* _Exercise requirements_
The answer should hold only the lines from the one that contains "Output a JSON" through the last line of the material, repeated exactly, without pictures.

* _Records to use_
*** Block opens ***
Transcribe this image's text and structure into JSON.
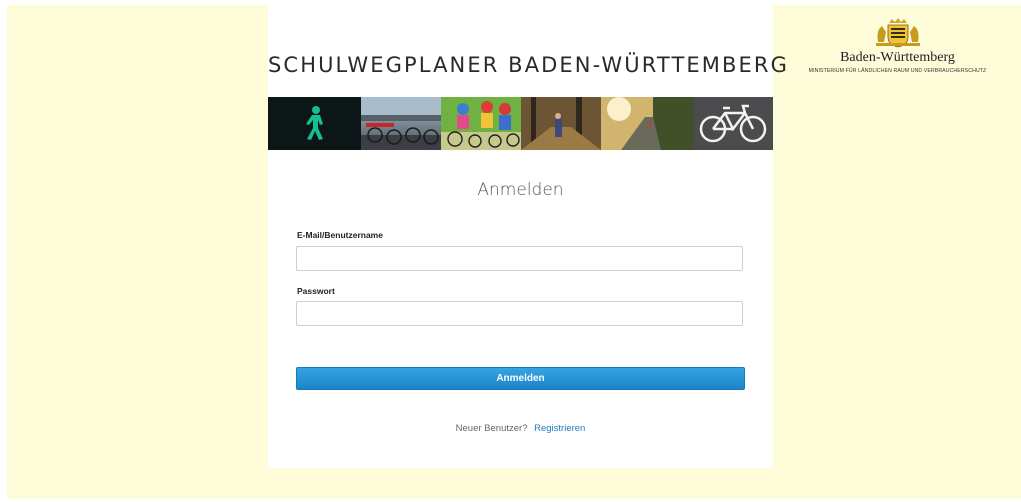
{
  "header": {
    "title": "SCHULWEGPLANER BADEN-WÜRTTEMBERG"
  },
  "banner": {
    "images": [
      "pedestrian-traffic-light",
      "parked-bicycles",
      "children-cycling",
      "autumn-path",
      "sunlit-road",
      "bicycle-road-marking"
    ]
  },
  "login": {
    "heading": "Anmelden",
    "username": {
      "label": "E-Mail/Benutzername",
      "value": "",
      "placeholder": ""
    },
    "password": {
      "label": "Passwort",
      "value": "",
      "placeholder": ""
    },
    "submit_label": "Anmelden",
    "register_prompt": "Neuer Benutzer?",
    "register_link": "Registrieren"
  },
  "brand": {
    "name": "Baden-Württemberg",
    "ministry": "MINISTERIUM FÜR LÄNDLICHEN RAUM UND VERBRAUCHERSCHUTZ",
    "crest_icon": "state-coat-of-arms-icon"
  },
  "colors": {
    "page_background": "#fefcd9",
    "panel_background": "#ffffff",
    "button_primary": "#1c84c9",
    "link": "#1f7cc0"
  }
}
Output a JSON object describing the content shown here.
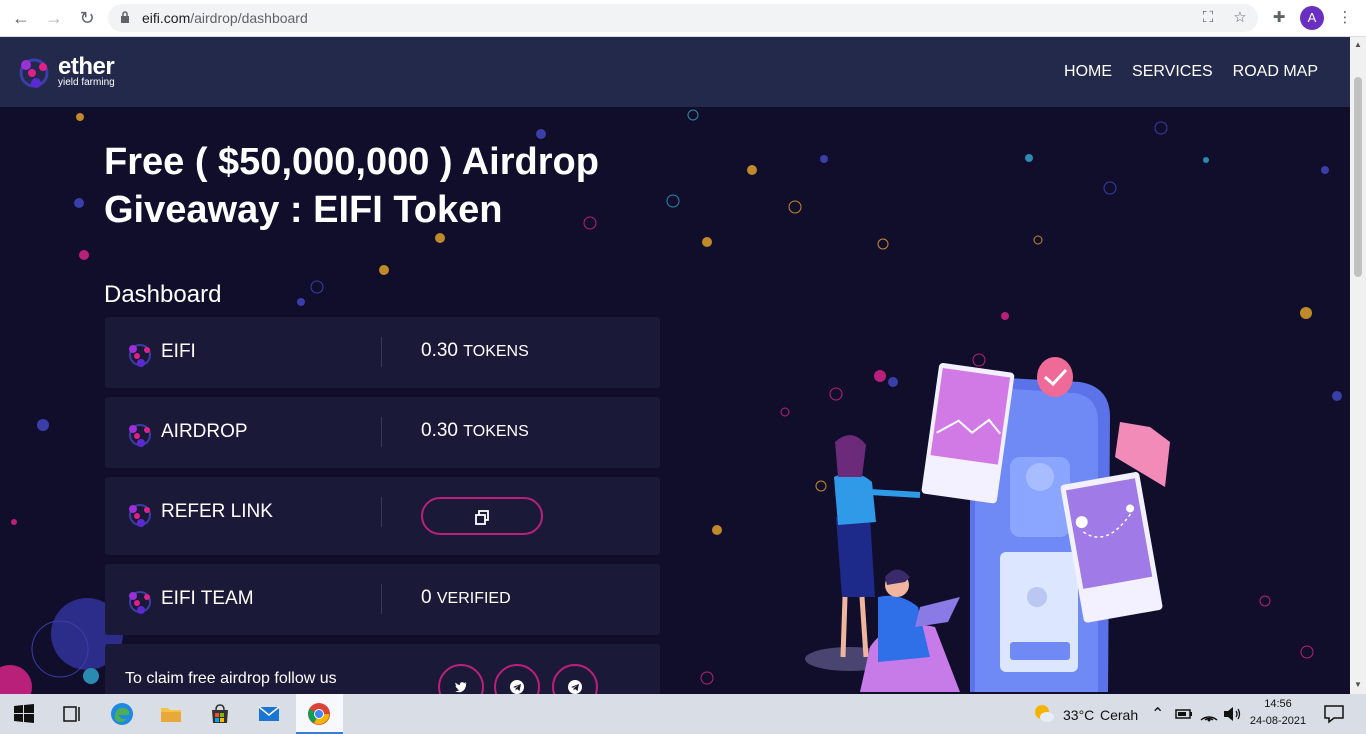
{
  "browser": {
    "url_domain": "eifi.com",
    "url_path": "/airdrop/dashboard"
  },
  "site": {
    "logo_word": "ether",
    "logo_sub": "yield farming",
    "nav": [
      "HOME",
      "SERVICES",
      "ROAD MAP"
    ]
  },
  "hero": {
    "title_line1": "Free ( $50,000,000 ) Airdrop",
    "title_line2": "Giveaway : EIFI Token"
  },
  "dashboard": {
    "title": "Dashboard",
    "rows": [
      {
        "label": "EIFI",
        "value": "0.30",
        "unit": "TOKENS"
      },
      {
        "label": "AIRDROP",
        "value": "0.30",
        "unit": "TOKENS"
      },
      {
        "label": "REFER LINK",
        "button_icon": "copy-icon"
      },
      {
        "label": "EIFI TEAM",
        "value": "0",
        "unit": "VERIFIED"
      }
    ],
    "claim_text": "To claim free airdrop follow us",
    "social_icons": [
      "twitter-icon",
      "telegram-icon",
      "telegram-icon"
    ]
  },
  "taskbar": {
    "weather": "33°C",
    "weather_desc": "Cerah",
    "time": "14:56",
    "date": "24-08-2021"
  },
  "colors": {
    "page_bg": "#110e2c",
    "nav_bg": "#23294a",
    "card_bg": "#1b1938",
    "accent": "#b8207a"
  }
}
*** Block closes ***
* _Answer section_
Output a JSON object describing the content shown here.
{
  "browser": {
    "url_domain": "eifi.com",
    "url_path": "/airdrop/dashboard"
  },
  "site": {
    "logo_word": "ether",
    "logo_sub": "yield farming",
    "nav": [
      "HOME",
      "SERVICES",
      "ROAD MAP"
    ]
  },
  "hero": {
    "title_line1": "Free ( $50,000,000 ) Airdrop",
    "title_line2": "Giveaway : EIFI Token"
  },
  "dashboard": {
    "title": "Dashboard",
    "rows": [
      {
        "label": "EIFI",
        "value": "0.30",
        "unit": "TOKENS"
      },
      {
        "label": "AIRDROP",
        "value": "0.30",
        "unit": "TOKENS"
      },
      {
        "label": "REFER LINK",
        "button_icon": "copy-icon"
      },
      {
        "label": "EIFI TEAM",
        "value": "0",
        "unit": "VERIFIED"
      }
    ],
    "claim_text": "To claim free airdrop follow us",
    "social_icons": [
      "twitter-icon",
      "telegram-icon",
      "telegram-icon"
    ]
  },
  "taskbar": {
    "weather": "33°C",
    "weather_desc": "Cerah",
    "time": "14:56",
    "date": "24-08-2021"
  },
  "colors": {
    "page_bg": "#110e2c",
    "nav_bg": "#23294a",
    "card_bg": "#1b1938",
    "accent": "#b8207a"
  }
}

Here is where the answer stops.